members, the youth program, “For Sale” page etc are
available on this website.
Cape Boerperd Youth Program (CBYP)
In 2004 the Cape Boerperd Youth program was started.
The youth program of the Cape Boerperd Breeders Society
and the SA Boerperd Amateur Union aims to introduce the
Cape Boerperd and it’s versatility to all horse loving
children. We aim to involve the youth in all aspects of
the horse industry. The CBYP is a program for young
people with a common interest in horses. CBYP offers a
variety of programs and competitions that challenge
members to become involved, to learn, and to develop
competence in all areas of the horse industry.
While working with the Cape Boerperd, members develop a
sense of sportsmanship and fair play, learn citizenship
skills, master leadership skills and develop discipline
and responsibility for themselves and their horses.
The CBYP is designed to bring out the best in its
members - no
matter what their skills and interests
Since the early 1992 regular Boerperd courses are held
under the auspices of the Breeders Society and the
Amateur Union. Since the early 1900 regular symposiums
and judges courses are also presented by these
(SABAU) SA Boerperd Amateur Union
AMATEUR - STATUS
In 1990 a long awaited ideal was realized when the Cape
Boerperd Breeders Society initiated a sport organization
using the Cape Boerperd as sport horse. In 1990 this
organization was allocated Amateur Status by the Dept of
Sport and SABAU was formed.
The country is divided into provinces. In each province
riders compete at club and regional shows and

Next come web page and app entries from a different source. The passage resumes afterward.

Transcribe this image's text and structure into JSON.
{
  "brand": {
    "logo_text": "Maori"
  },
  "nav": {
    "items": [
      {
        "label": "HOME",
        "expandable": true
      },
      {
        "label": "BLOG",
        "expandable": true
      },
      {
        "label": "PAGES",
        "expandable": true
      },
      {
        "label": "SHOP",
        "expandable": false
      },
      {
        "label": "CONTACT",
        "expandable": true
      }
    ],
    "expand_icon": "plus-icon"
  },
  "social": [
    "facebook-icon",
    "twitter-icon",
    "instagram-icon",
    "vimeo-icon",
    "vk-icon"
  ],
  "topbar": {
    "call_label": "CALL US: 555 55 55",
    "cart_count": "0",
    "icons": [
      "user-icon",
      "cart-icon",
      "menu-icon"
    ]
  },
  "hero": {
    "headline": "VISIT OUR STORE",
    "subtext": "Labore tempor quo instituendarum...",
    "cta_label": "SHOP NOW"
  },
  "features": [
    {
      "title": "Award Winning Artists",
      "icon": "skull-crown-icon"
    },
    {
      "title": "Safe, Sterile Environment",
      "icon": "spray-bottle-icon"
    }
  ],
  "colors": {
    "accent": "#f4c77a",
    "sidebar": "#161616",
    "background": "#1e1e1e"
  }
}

competitions. From these results provincial teams are
selected to compete for the “Pietie Joubert” shield at
the South African Boerperd Amateur Championships. A
National team is selected on an annual basis to compete
against teams from other countries.
The SA Boerperd Amateur Union (SABAU) caters for its
members in a lot of different divisions. At present
there are a “Saddleseat” division, a “Standard” seat
division, “Pleasure” ride and “Carriage” driving
Development and advanced training courses are held on a
regular basis. SABAU is a fast growing organization with
members from all walks of life. SABAU is a member of
Participation in shows is growing continuously and
because of its affordability, the Kaapse Boerperd is
enjoying growing popularity.
Links to members websites